▶ **Work order**:
Count how many lines of the listing contain "shortcut", then give that number and nothing more.

▶ **Entries provided**:
────────────────────

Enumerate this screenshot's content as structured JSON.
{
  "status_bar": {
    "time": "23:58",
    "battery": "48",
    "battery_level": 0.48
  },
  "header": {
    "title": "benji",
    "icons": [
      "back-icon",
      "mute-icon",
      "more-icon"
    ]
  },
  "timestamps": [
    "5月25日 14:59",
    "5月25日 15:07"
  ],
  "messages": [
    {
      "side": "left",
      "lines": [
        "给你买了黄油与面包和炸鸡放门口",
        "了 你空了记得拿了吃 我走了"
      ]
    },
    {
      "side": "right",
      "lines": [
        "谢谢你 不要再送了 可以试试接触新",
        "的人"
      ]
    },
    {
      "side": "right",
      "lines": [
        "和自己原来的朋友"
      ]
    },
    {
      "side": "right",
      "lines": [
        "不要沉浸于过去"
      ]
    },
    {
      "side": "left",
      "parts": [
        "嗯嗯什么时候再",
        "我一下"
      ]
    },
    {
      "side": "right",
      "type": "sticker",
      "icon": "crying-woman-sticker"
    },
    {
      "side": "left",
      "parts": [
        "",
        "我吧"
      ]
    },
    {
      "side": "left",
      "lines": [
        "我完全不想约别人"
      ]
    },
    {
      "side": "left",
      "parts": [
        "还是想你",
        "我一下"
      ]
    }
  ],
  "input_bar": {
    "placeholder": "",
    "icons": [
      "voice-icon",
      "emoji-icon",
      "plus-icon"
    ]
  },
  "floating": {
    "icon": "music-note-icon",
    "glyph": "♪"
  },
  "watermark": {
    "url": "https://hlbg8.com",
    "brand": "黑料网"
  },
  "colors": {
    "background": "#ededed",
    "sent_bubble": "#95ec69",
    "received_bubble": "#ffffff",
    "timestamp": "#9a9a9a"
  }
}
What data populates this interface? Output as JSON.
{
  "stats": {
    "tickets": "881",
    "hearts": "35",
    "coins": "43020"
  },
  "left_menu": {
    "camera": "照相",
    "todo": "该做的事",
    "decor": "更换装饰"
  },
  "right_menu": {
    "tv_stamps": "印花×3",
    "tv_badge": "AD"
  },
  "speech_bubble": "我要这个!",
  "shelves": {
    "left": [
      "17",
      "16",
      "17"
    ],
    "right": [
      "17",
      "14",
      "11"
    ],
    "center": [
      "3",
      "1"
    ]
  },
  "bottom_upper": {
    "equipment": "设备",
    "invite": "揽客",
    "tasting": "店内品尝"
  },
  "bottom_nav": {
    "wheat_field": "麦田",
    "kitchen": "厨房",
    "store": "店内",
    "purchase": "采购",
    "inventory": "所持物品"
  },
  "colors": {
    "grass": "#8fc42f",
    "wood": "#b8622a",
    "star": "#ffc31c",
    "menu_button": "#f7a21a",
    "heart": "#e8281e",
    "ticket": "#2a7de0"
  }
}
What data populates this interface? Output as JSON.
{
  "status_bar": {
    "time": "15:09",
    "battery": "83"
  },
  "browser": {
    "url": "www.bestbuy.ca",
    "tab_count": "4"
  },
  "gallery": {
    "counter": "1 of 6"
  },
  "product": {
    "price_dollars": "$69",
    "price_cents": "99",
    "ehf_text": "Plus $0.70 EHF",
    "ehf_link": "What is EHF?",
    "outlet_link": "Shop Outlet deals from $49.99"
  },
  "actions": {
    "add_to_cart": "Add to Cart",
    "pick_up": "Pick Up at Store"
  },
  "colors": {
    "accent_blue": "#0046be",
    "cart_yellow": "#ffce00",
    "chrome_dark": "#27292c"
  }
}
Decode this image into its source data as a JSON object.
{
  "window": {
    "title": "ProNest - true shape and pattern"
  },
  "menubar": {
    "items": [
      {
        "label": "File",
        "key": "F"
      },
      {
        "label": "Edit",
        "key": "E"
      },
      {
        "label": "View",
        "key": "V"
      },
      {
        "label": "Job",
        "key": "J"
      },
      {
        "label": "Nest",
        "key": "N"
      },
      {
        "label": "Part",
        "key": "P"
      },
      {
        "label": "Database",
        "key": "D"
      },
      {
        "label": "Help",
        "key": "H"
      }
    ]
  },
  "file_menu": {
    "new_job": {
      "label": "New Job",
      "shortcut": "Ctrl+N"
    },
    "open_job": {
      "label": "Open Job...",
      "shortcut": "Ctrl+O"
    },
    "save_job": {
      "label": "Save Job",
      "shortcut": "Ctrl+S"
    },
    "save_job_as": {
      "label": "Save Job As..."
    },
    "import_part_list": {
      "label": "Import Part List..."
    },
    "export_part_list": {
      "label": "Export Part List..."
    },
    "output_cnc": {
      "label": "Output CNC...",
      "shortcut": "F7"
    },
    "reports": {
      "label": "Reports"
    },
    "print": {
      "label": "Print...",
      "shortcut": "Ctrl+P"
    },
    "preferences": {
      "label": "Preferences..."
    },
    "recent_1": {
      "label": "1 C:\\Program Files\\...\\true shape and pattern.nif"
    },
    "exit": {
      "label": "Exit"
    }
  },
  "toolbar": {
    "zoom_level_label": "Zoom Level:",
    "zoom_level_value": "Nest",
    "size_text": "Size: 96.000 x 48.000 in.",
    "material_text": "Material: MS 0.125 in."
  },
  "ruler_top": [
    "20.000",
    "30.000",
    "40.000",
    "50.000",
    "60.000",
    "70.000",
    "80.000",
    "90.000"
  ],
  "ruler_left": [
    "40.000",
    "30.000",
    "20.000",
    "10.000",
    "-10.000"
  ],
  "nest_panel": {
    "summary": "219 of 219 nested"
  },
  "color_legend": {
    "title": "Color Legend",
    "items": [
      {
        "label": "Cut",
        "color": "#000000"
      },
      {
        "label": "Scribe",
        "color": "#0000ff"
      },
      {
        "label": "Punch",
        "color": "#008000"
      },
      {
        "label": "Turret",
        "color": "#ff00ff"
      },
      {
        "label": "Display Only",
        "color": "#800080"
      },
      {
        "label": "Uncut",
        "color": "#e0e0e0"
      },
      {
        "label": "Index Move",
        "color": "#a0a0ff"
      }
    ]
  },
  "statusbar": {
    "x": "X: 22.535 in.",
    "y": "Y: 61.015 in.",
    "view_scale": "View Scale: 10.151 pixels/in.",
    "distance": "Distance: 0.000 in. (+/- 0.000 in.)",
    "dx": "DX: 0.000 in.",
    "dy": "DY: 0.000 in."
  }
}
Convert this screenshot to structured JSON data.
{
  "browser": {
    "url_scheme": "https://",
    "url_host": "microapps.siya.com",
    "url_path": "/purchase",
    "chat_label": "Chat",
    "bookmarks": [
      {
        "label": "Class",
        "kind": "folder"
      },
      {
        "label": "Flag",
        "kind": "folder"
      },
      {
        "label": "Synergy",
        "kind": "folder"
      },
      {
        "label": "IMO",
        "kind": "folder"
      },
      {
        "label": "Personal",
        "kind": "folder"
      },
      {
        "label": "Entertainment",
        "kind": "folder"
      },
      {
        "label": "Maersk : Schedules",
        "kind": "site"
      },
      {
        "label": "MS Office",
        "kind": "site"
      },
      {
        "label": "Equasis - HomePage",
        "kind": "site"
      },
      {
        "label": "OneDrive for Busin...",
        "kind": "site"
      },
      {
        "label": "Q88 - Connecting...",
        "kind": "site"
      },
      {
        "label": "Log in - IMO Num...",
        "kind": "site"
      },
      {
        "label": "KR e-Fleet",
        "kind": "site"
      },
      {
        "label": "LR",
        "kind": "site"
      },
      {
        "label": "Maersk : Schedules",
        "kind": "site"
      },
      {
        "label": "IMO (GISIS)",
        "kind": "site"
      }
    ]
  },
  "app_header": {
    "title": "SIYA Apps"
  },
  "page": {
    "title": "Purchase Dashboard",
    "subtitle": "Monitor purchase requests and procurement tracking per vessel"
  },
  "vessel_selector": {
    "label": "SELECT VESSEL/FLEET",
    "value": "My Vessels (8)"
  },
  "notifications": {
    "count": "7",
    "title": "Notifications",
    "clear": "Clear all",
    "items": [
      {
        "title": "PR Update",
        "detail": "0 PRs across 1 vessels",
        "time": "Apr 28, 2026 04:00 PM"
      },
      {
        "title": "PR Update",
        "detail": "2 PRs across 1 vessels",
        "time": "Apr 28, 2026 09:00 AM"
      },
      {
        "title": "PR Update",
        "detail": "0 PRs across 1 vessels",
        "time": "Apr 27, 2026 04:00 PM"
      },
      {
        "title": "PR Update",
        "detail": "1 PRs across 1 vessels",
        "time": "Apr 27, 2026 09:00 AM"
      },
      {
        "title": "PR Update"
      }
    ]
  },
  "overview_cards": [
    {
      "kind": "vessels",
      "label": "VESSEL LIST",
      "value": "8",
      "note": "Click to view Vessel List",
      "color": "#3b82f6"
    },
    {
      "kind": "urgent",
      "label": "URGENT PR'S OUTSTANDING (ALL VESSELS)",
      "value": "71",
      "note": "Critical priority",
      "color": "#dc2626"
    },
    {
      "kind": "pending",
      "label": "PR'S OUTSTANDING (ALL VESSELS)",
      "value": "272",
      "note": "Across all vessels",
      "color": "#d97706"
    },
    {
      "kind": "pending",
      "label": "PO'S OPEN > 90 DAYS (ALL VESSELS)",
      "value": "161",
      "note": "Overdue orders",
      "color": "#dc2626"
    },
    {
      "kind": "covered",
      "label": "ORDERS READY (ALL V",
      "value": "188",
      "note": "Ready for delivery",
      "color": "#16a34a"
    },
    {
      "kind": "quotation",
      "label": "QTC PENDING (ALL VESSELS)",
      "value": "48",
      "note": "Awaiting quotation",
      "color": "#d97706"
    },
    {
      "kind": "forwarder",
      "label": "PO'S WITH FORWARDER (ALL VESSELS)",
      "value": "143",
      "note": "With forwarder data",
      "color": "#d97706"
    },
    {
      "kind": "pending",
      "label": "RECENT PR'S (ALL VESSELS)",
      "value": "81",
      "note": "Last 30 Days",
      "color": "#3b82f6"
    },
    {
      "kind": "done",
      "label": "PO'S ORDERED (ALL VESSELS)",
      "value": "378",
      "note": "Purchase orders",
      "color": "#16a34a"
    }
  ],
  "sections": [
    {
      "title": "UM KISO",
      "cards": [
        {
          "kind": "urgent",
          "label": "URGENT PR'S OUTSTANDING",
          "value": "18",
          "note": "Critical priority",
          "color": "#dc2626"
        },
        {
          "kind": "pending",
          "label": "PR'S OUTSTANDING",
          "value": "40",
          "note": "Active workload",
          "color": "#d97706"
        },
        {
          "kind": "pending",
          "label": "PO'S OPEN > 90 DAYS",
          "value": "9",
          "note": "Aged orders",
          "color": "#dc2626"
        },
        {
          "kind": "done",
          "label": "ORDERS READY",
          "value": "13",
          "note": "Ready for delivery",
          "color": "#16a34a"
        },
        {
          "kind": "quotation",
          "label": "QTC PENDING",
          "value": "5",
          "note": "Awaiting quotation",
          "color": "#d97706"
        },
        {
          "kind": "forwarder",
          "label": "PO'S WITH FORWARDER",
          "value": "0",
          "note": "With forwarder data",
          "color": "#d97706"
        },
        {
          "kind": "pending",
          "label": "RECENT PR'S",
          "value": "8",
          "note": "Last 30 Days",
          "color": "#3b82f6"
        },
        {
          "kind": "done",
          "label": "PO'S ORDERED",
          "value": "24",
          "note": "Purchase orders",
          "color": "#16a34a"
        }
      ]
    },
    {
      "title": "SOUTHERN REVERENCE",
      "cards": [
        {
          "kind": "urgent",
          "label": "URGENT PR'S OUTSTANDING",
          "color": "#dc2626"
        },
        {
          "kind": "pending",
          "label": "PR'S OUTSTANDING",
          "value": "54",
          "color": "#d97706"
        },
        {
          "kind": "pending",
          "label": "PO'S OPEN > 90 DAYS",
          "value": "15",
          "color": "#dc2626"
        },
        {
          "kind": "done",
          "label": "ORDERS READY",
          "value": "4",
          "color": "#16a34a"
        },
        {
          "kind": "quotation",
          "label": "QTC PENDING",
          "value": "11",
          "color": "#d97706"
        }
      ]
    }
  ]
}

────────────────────

▶ **Your solution**:
5